*** Working data

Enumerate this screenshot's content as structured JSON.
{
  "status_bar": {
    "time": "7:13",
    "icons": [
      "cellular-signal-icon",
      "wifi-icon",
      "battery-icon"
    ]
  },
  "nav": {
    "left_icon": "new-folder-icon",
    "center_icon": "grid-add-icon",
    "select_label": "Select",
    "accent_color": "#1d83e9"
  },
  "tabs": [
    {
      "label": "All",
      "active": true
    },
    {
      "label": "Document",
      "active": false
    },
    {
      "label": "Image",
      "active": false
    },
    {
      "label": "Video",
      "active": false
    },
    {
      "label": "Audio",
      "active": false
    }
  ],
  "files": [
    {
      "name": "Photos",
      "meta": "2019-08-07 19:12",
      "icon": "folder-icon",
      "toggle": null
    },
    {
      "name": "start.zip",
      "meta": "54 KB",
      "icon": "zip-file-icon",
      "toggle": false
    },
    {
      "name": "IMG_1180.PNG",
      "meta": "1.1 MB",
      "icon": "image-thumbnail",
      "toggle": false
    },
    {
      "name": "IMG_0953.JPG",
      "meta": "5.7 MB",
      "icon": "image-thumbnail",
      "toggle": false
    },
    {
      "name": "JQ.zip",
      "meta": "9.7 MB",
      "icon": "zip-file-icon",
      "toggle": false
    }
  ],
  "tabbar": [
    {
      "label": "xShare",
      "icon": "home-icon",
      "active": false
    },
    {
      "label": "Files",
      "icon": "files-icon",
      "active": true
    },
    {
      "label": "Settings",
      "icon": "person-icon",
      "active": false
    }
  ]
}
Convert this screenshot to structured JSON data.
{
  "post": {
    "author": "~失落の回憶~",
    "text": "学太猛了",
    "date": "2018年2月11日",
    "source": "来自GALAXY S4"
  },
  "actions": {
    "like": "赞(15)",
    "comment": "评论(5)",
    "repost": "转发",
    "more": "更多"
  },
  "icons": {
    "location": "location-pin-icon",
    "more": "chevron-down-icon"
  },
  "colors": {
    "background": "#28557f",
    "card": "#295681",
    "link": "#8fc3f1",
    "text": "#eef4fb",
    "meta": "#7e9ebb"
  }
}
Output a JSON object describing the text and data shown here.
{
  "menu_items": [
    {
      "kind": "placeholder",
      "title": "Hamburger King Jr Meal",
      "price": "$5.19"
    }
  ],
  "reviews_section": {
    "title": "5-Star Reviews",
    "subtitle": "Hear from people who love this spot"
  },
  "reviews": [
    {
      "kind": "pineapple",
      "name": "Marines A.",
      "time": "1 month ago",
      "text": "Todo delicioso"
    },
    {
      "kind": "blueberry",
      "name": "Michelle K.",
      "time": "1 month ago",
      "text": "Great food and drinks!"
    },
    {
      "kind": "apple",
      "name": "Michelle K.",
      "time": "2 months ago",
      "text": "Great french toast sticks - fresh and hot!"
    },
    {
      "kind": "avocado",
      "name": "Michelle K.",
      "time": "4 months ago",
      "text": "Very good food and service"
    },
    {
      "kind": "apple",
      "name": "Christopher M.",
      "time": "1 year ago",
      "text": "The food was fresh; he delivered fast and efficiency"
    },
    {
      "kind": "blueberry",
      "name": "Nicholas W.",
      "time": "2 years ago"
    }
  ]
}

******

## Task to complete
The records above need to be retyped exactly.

## Result below
Enumerate this screenshot's content as structured JSON.
{
  "status_bar": {
    "time": "7:13",
    "icons": [
      "cellular-signal-icon",
      "wifi-icon",
      "battery-icon"
    ]
  },
  "nav": {
    "left_icon": "new-folder-icon",
    "center_icon": "grid-add-icon",
    "select_label": "Select",
    "accent_color": "#1d83e9"
  },
  "tabs": [
    {
      "label": "All",
      "active": true
    },
    {
      "label": "Document",
      "active": false
    },
    {
      "label": "Image",
      "active": false
    },
    {
      "label": "Video",
      "active": false
    },
    {
      "label": "Audio",
      "active": false
    }
  ],
  "files": [
    {
      "name": "Photos",
      "meta": "2019-08-07 19:12",
      "icon": "folder-icon",
      "toggle": null
    },
    {
      "name": "start.zip",
      "meta": "54 KB",
      "icon": "zip-file-icon",
      "toggle": false
    },
    {
      "name": "IMG_1180.PNG",
      "meta": "1.1 MB",
      "icon": "image-thumbnail",
      "toggle": false
    },
    {
      "name": "IMG_0953.JPG",
      "meta": "5.7 MB",
      "icon": "image-thumbnail",
      "toggle": false
    },
    {
      "name": "JQ.zip",
      "meta": "9.7 MB",
      "icon": "zip-file-icon",
      "toggle": false
    }
  ],
  "tabbar": [
    {
      "label": "xShare",
      "icon": "home-icon",
      "active": false
    },
    {
      "label": "Files",
      "icon": "files-icon",
      "active": true
    },
    {
      "label": "Settings",
      "icon": "person-icon",
      "active": false
    }
  ]
}
Convert this screenshot to structured JSON data.
{
  "post": {
    "author": "~失落の回憶~",
    "text": "学太猛了",
    "date": "2018年2月11日",
    "source": "来自GALAXY S4"
  },
  "actions": {
    "like": "赞(15)",
    "comment": "评论(5)",
    "repost": "转发",
    "more": "更多"
  },
  "icons": {
    "location": "location-pin-icon",
    "more": "chevron-down-icon"
  },
  "colors": {
    "background": "#28557f",
    "card": "#295681",
    "link": "#8fc3f1",
    "text": "#eef4fb",
    "meta": "#7e9ebb"
  }
}
Output a JSON object describing the text and data shown here.
{
  "menu_items": [
    {
      "kind": "placeholder",
      "title": "Hamburger King Jr Meal",
      "price": "$5.19"
    }
  ],
  "reviews_section": {
    "title": "5-Star Reviews",
    "subtitle": "Hear from people who love this spot"
  },
  "reviews": [
    {
      "kind": "pineapple",
      "name": "Marines A.",
      "time": "1 month ago",
      "text": "Todo delicioso"
    },
    {
      "kind": "blueberry",
      "name": "Michelle K.",
      "time": "1 month ago",
      "text": "Great food and drinks!"
    },
    {
      "kind": "apple",
      "name": "Michelle K.",
      "time": "2 months ago",
      "text": "Great french toast sticks - fresh and hot!"
    },
    {
      "kind": "avocado",
      "name": "Michelle K.",
      "time": "4 months ago",
      "text": "Very good food and service"
    },
    {
      "kind": "apple",
      "name": "Christopher M.",
      "time": "1 year ago",
      "text": "The food was fresh; he delivered fast and efficiency"
    },
    {
      "kind": "blueberry",
      "name": "Nicholas W.",
      "time": "2 years ago"
    }
  ]
}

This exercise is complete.